### [Problem]
Would you copy every line of the listing below that includes the word "placeholder"?

=== Section Start ===

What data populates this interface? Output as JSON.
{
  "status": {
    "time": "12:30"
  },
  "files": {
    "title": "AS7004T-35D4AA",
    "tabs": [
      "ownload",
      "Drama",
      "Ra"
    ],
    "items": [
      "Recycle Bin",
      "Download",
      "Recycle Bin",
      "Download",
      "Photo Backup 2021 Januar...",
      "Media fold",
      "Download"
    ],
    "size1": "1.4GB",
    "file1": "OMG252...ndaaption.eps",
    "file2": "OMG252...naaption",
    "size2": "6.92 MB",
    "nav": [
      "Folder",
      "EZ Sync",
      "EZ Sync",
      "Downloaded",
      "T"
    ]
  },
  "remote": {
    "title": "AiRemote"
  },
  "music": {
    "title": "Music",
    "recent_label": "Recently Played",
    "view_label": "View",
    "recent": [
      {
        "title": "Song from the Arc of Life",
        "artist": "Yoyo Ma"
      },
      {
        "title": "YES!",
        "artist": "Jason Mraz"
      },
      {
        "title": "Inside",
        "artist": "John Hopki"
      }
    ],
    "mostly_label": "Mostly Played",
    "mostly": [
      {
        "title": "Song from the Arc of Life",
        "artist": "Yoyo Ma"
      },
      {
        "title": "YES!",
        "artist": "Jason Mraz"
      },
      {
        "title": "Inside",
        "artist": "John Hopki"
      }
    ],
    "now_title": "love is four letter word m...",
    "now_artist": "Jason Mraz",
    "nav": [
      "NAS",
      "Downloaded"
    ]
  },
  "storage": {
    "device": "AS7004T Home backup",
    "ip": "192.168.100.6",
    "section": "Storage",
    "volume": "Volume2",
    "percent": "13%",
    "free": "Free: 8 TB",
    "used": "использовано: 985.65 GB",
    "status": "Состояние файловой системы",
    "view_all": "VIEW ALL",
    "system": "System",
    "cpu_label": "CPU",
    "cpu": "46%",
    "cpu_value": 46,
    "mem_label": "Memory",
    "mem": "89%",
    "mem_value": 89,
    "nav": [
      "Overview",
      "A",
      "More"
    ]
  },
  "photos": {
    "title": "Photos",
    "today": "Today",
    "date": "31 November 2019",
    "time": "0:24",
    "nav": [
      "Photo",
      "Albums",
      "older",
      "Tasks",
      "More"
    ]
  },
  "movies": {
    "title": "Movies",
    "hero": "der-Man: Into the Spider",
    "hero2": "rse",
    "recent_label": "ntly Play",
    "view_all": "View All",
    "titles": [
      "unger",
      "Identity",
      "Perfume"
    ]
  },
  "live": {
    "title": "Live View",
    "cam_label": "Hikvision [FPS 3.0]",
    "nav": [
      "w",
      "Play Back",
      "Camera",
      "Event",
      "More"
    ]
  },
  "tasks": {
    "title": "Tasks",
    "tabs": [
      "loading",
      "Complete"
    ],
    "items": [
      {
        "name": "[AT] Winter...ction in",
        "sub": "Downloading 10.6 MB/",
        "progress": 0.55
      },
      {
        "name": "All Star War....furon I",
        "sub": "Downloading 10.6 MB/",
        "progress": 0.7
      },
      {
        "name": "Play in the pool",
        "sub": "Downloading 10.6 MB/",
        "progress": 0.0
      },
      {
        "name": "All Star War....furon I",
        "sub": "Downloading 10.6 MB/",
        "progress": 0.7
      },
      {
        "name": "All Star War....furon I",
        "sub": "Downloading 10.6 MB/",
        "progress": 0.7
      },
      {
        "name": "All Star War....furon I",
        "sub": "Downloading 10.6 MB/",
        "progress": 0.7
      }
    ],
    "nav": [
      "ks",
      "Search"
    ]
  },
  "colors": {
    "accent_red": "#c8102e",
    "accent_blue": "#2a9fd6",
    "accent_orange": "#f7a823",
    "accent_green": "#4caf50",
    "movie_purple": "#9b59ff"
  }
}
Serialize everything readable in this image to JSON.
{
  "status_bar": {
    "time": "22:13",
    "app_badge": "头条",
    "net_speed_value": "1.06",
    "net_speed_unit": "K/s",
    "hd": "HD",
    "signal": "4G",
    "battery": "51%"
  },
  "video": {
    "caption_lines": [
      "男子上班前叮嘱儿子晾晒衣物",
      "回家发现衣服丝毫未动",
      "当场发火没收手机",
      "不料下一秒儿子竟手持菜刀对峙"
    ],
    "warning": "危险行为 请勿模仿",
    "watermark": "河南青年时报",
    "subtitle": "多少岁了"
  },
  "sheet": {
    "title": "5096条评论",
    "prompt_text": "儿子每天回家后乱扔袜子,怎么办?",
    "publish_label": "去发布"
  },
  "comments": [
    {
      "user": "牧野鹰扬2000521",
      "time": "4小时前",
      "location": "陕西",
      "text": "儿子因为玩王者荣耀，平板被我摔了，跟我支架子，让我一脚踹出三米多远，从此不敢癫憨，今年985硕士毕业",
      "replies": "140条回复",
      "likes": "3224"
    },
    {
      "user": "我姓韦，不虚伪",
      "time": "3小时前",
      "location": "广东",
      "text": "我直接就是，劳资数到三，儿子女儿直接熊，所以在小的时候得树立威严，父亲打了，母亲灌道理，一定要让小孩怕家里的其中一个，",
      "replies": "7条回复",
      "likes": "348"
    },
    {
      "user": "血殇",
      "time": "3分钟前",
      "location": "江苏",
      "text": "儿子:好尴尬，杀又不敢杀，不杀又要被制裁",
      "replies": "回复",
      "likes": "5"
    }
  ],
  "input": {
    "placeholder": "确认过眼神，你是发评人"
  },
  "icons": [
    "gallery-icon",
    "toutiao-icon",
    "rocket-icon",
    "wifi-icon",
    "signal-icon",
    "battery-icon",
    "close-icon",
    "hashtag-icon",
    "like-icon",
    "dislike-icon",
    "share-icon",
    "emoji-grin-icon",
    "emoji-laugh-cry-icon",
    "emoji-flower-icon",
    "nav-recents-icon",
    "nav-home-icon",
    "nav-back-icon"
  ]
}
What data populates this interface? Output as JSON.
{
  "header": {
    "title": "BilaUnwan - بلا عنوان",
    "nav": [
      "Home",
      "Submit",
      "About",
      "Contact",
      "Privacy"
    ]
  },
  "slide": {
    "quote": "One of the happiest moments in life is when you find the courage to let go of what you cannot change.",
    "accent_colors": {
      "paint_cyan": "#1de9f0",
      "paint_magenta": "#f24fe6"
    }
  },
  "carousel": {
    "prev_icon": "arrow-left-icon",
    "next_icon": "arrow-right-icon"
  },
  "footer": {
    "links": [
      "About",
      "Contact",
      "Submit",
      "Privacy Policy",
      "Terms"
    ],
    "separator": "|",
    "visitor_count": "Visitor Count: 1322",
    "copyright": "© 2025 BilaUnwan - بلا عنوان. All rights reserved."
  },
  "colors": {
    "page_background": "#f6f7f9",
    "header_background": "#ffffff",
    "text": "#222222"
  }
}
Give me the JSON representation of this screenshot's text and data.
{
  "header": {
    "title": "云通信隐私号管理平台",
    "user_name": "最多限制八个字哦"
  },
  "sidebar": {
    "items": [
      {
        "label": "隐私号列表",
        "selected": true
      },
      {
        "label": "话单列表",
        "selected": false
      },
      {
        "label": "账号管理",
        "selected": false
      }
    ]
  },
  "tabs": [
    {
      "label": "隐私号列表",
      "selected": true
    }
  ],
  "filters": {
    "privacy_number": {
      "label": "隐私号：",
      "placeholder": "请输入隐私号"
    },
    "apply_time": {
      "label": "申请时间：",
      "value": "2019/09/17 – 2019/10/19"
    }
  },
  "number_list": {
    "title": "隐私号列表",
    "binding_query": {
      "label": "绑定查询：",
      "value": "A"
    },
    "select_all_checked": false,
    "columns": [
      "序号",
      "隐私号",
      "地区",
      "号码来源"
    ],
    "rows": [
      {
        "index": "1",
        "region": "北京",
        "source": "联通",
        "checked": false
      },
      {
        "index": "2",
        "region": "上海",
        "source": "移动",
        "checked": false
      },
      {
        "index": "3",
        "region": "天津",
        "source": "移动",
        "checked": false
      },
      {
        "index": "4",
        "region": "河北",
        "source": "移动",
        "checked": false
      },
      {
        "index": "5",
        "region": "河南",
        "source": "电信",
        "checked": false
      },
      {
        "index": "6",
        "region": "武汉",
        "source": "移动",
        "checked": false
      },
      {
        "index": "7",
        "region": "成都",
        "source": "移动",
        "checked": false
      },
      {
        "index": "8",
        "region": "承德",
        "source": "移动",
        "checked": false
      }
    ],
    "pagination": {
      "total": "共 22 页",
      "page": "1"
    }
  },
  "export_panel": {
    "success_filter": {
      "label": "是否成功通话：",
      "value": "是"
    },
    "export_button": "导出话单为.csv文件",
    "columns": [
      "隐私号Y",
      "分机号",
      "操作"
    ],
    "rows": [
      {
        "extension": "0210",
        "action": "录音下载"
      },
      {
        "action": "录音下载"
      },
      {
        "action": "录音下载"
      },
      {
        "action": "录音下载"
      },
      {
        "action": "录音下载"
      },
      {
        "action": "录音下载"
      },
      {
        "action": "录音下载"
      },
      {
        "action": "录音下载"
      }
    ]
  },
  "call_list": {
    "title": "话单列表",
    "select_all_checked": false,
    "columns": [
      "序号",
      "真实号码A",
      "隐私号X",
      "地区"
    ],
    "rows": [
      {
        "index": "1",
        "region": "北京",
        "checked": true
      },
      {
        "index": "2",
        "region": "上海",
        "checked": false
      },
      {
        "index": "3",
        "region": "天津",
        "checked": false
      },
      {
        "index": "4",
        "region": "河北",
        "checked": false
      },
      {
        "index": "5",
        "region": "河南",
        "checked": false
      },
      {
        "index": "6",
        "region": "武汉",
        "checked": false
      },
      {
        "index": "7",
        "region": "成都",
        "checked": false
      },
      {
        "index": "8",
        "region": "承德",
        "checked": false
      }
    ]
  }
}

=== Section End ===

### [Result for this exercise]
    "placeholder": "确认过眼神，你是发评人"
      "placeholder": "请输入隐私号"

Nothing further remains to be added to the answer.